I’m part of the revolution and I’ve closely watched the outcry from established authors and those who aspire to be published by legacy publishers.
To tell you the truth, I don’t blame the “legacy” authors for being frightened. For 20 – 40 years they have been part of a system that has worked for them, and now the rules and the world are changing, and it’s scary. When I first aspired to join them, publishing houses were friendly-seeming places where authors were nurtured. I sent my first novel to Doubleday and after six months received a genuinely regretful note of rejection that it was a good book, “with many fine moments,” but “we don’t know how we would sell it.” It didn’t fit into their categories. Much later, after several careers writing other things, I wrote my first novel, which surprised me no end by winning the 2009 Spur for Best First Novel.

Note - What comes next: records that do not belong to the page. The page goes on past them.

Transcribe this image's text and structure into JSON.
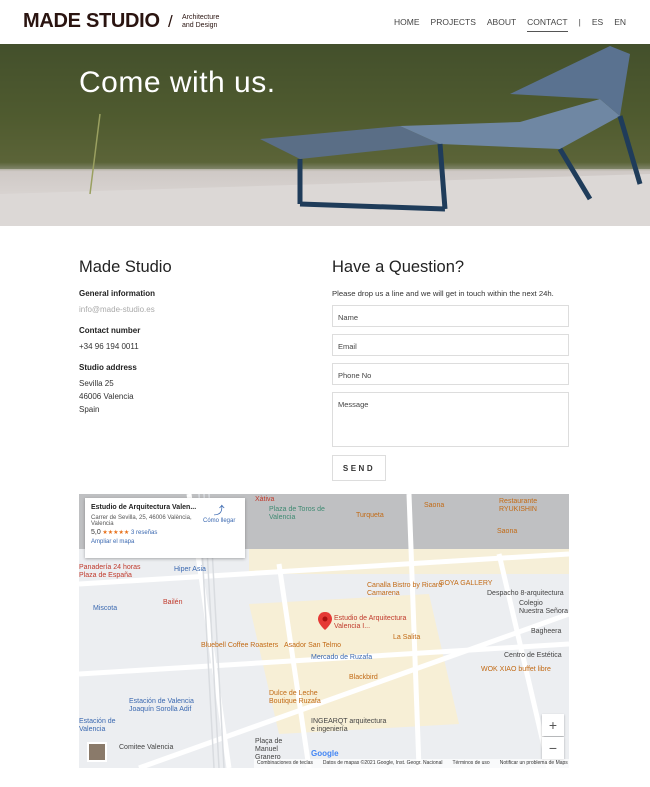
{
  "header": {
    "logo": "MADE STUDIO",
    "slash": "/",
    "tagline1": "Architecture",
    "tagline2": "and Design",
    "nav": [
      {
        "label": "HOME"
      },
      {
        "label": "PROJECTS"
      },
      {
        "label": "ABOUT"
      },
      {
        "label": "CONTACT",
        "active": true
      },
      {
        "label": "|"
      },
      {
        "label": "ES"
      },
      {
        "label": "EN"
      }
    ]
  },
  "hero": {
    "title": "Come with us."
  },
  "info": {
    "title": "Made Studio",
    "general_label": "General information",
    "email": "info@made-studio.es",
    "contact_label": "Contact number",
    "phone": "+34 96 194 0011",
    "address_label": "Studio address",
    "address": [
      "Sevilla 25",
      "46006 Valencia",
      "Spain"
    ]
  },
  "form": {
    "title": "Have a Question?",
    "intro": "Please drop us a line and we will get in touch within the next 24h.",
    "name": "Name",
    "email": "Email",
    "phone": "Phone No",
    "message": "Message",
    "send": "SEND"
  },
  "map": {
    "card": {
      "title": "Estudio de Arquitectura Valen...",
      "address": "Carrer de Sevilla, 25, 46006 València, Valencia",
      "rating": "5,0",
      "stars": "★★★★★",
      "reviews": "3 reseñas",
      "directions": "Cómo llegar",
      "enlarge": "Ampliar el mapa"
    },
    "labels": [
      "Xàtiva",
      "Plaza de Toros de Valencia",
      "Turqueta",
      "Saona",
      "Restaurante RYUKISHIN",
      "Saona",
      "Hiper Asia",
      "Miscota",
      "Bailén",
      "Canalla Bistro by Ricard Camarena",
      "GOYA GALLERY",
      "Despacho 8-arquitectura",
      "Colegio Nuestra Señora",
      "Estudio de Arquitectura Valencia I...",
      "La Salita",
      "Bluebell Coffee Roasters",
      "Asador San Telmo",
      "Mercado de Ruzafa",
      "Bagheera",
      "Blackbird",
      "Centro de Estética",
      "WOK XIAO buffet libre",
      "Dulce de Leche Boutique Ruzafa",
      "Estación de Valencia Joaquín Sorolla Adif",
      "Estación de Valencia",
      "INGEARQT arquitectura e ingeniería",
      "Plaça de Manuel Granero",
      "Comitee Valencia",
      "Panadería 24 horas",
      "Plaza de España"
    ],
    "footer": [
      "Combinaciones de teclas",
      "Datos de mapas ©2021 Google, Inst. Geogr. Nacional",
      "Términos de uso",
      "Notificar un problema de Maps"
    ],
    "google": "Google",
    "zoom_in": "+",
    "zoom_out": "−"
  }
}
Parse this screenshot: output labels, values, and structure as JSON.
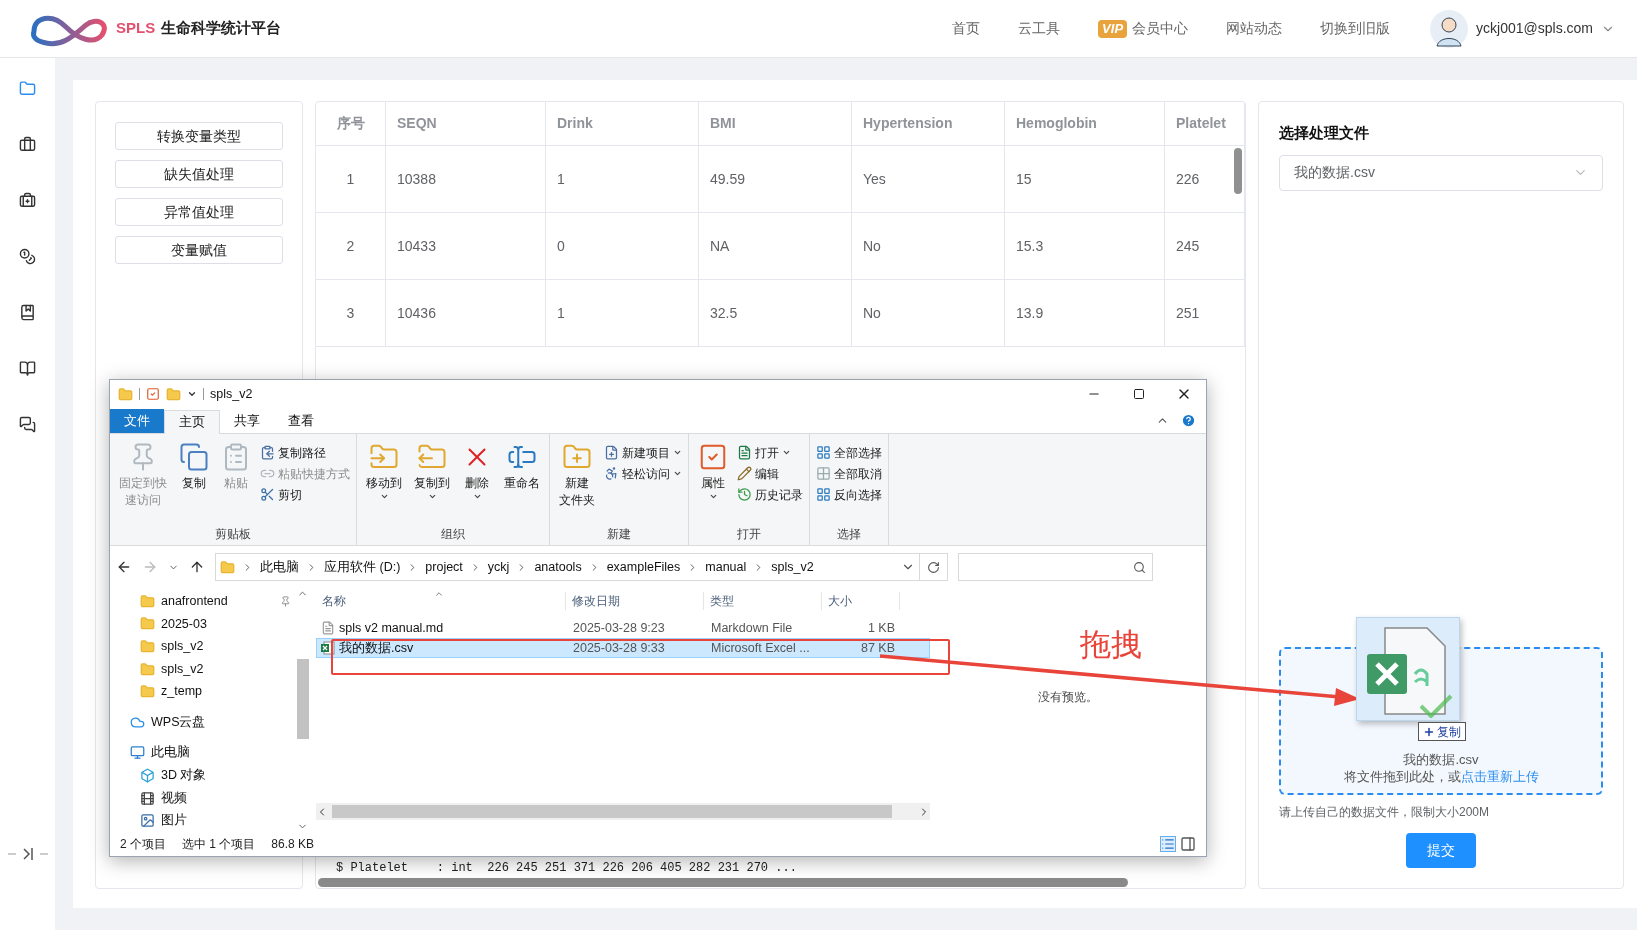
{
  "header": {
    "brand": "SPLS",
    "title": "生命科学统计平台",
    "nav": [
      {
        "label": "首页"
      },
      {
        "label": "云工具"
      },
      {
        "label": "会员中心",
        "badge": "VIP"
      },
      {
        "label": "网站动态"
      },
      {
        "label": "切换到旧版"
      }
    ],
    "user": "yckj001@spls.com"
  },
  "sidebar": [
    {
      "selected": true
    },
    {
      "selected": false
    },
    {
      "selected": false
    },
    {
      "selected": false
    },
    {
      "selected": false
    },
    {
      "selected": false
    },
    {
      "selected": false
    }
  ],
  "tools": [
    "转换变量类型",
    "缺失值处理",
    "异常值处理",
    "变量赋值"
  ],
  "table": {
    "columns": [
      "序号",
      "SEQN",
      "Drink",
      "BMI",
      "Hypertension",
      "Hemoglobin",
      "Platelet"
    ],
    "rows": [
      [
        "1",
        "10388",
        "1",
        "49.59",
        "Yes",
        "15",
        "226"
      ],
      [
        "2",
        "10433",
        "0",
        "NA",
        "No",
        "15.3",
        "245"
      ],
      [
        "3",
        "10436",
        "1",
        "32.5",
        "No",
        "13.9",
        "251"
      ]
    ]
  },
  "console_line": "$ Platelet    : int  226 245 251 371 226 206 405 282 231 270 ...",
  "right_panel": {
    "title": "选择处理文件",
    "select_value": "我的数据.csv",
    "upload": {
      "file_name": "我的数据.csv",
      "hint": "将文件拖到此处，或",
      "link": "点击重新上传"
    },
    "note": "请上传自己的数据文件，限制大小200M",
    "submit": "提交"
  },
  "explorer": {
    "title": "spls_v2",
    "ribbon_tabs": [
      {
        "label": "文件",
        "kind": "file",
        "selected": false
      },
      {
        "label": "主页",
        "kind": "tab",
        "selected": true
      },
      {
        "label": "共享",
        "kind": "tab",
        "selected": false
      },
      {
        "label": "查看",
        "kind": "tab",
        "selected": false
      }
    ],
    "groups": [
      {
        "label": "剪贴板",
        "items": [
          {
            "label": [
              "固定到快",
              "速访问"
            ],
            "kind": "large",
            "disabled": true,
            "menu": false
          },
          {
            "label": [
              "复制"
            ],
            "kind": "large",
            "disabled": false,
            "menu": false
          },
          {
            "label": [
              "粘贴"
            ],
            "kind": "large",
            "disabled": true,
            "menu": false
          },
          {
            "label": "复制路径",
            "kind": "small",
            "disabled": false,
            "menu": false
          },
          {
            "label": "粘贴快捷方式",
            "kind": "small",
            "disabled": true,
            "menu": false
          },
          {
            "label": "剪切",
            "kind": "small",
            "disabled": false,
            "menu": false
          }
        ]
      },
      {
        "label": "组织",
        "items": [
          {
            "label": [
              "移动到"
            ],
            "kind": "large",
            "disabled": false,
            "menu": true
          },
          {
            "label": [
              "复制到"
            ],
            "kind": "large",
            "disabled": false,
            "menu": true
          },
          {
            "label": [
              "删除"
            ],
            "kind": "large",
            "disabled": false,
            "menu": true
          },
          {
            "label": [
              "重命名"
            ],
            "kind": "large",
            "disabled": false,
            "menu": false
          }
        ]
      },
      {
        "label": "新建",
        "items": [
          {
            "label": [
              "新建",
              "文件夹"
            ],
            "kind": "large",
            "disabled": false,
            "menu": false
          },
          {
            "label": "新建项目",
            "kind": "small",
            "disabled": false,
            "menu": true
          },
          {
            "label": "轻松访问",
            "kind": "small",
            "disabled": false,
            "menu": true
          }
        ]
      },
      {
        "label": "打开",
        "items": [
          {
            "label": [
              "属性"
            ],
            "kind": "large",
            "disabled": false,
            "menu": true
          },
          {
            "label": "打开",
            "kind": "small",
            "disabled": false,
            "menu": true
          },
          {
            "label": "编辑",
            "kind": "small",
            "disabled": false,
            "menu": false
          },
          {
            "label": "历史记录",
            "kind": "small",
            "disabled": false,
            "menu": false
          }
        ]
      },
      {
        "label": "选择",
        "items": [
          {
            "label": "全部选择",
            "kind": "small",
            "disabled": false,
            "menu": false
          },
          {
            "label": "全部取消",
            "kind": "small",
            "disabled": false,
            "menu": false
          },
          {
            "label": "反向选择",
            "kind": "small",
            "disabled": false,
            "menu": false
          }
        ]
      }
    ],
    "path": [
      "此电脑",
      "应用软件 (D:)",
      "project",
      "yckj",
      "anatools",
      "exampleFiles",
      "manual",
      "spls_v2"
    ],
    "tree": [
      {
        "label": "anafrontend",
        "kind": "folder",
        "pinned": true
      },
      {
        "label": "2025-03",
        "kind": "folder",
        "pinned": false
      },
      {
        "label": "spls_v2",
        "kind": "folder",
        "pinned": false
      },
      {
        "label": "spls_v2",
        "kind": "folder",
        "pinned": false
      },
      {
        "label": "z_temp",
        "kind": "folder",
        "pinned": false
      },
      {
        "label": "WPS云盘",
        "kind": "cloud",
        "pinned": false
      },
      {
        "label": "此电脑",
        "kind": "pc",
        "pinned": false,
        "children": [
          {
            "label": "3D 对象",
            "kind": "cube",
            "pinned": false
          },
          {
            "label": "视频",
            "kind": "video",
            "pinned": false
          },
          {
            "label": "图片",
            "kind": "image",
            "pinned": false
          }
        ]
      }
    ],
    "columns": [
      "名称",
      "修改日期",
      "类型",
      "大小"
    ],
    "files": [
      {
        "name": "spls v2 manual.md",
        "date": "2025-03-28 9:23",
        "type": "Markdown File",
        "size": "1 KB",
        "kind": "markdown",
        "selected": false
      },
      {
        "name": "我的数据.csv",
        "date": "2025-03-28 9:33",
        "type": "Microsoft Excel ...",
        "size": "87 KB",
        "kind": "excel",
        "selected": true
      }
    ],
    "preview": "没有预览。",
    "status": [
      "2 个项目",
      "选中 1 个项目",
      "86.8 KB"
    ]
  },
  "annotation": "拖拽",
  "drag_badge": "复制"
}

By then, Westerns were out of favor with the literati, who apparently deemed them inferior to “culture” or “literature.” It was a long time since Larry McMurtry’s Lonesome Dove won the Pulitzer in 1986. The literati are the people Michael Hyatt, former CEO of Thomas Nelson, called “the guild,” the mostly New York-based crowd that considers itself the educated, who know what literature is and which books deserve to be published. They, I suspect, are the “gatekeepers” we hear so much about. (Thomas Nelson, founded in 1798, was purchased this year by HarperCollins. It rattled the publishing industry by establishing WestBow Press, its self-publishing subsidiary.)
This article, along with other defenders of the way-things-have-been, want the world to believe that books written by legacy authors are “literature” and those published by us self-publishers are crap. Most are, but much of what the legacy publishers foist on us is crap, too. Yet their defenders see us as nothing more than barbarians at the gates of civilization, so they run around crying, “The sky is falling! The sky is falling!”
It’s doing no such thing. Admittedly, it’s a sea change in the publishing industry, and change brings about alarming discomfort. I’m sympathetic to that. The world I was born into is not the one I’m living in. The recession we’re in now is the third or fourth since I became an adult. (I’ve lost count.)
Complaining doesn’t stop change. And I fail to see what the doom-sayers can do to affect this change we in. Ultimately, it’ll be good for people. It already is; it opens up a publishing avenue for those whose books are out of fashion, or hard to categorize. We can find an audience without waiting for someone to beckon us into the inner sanctum first.
All you have to do to relax and enjoy it is to love democracy. It’s the American way.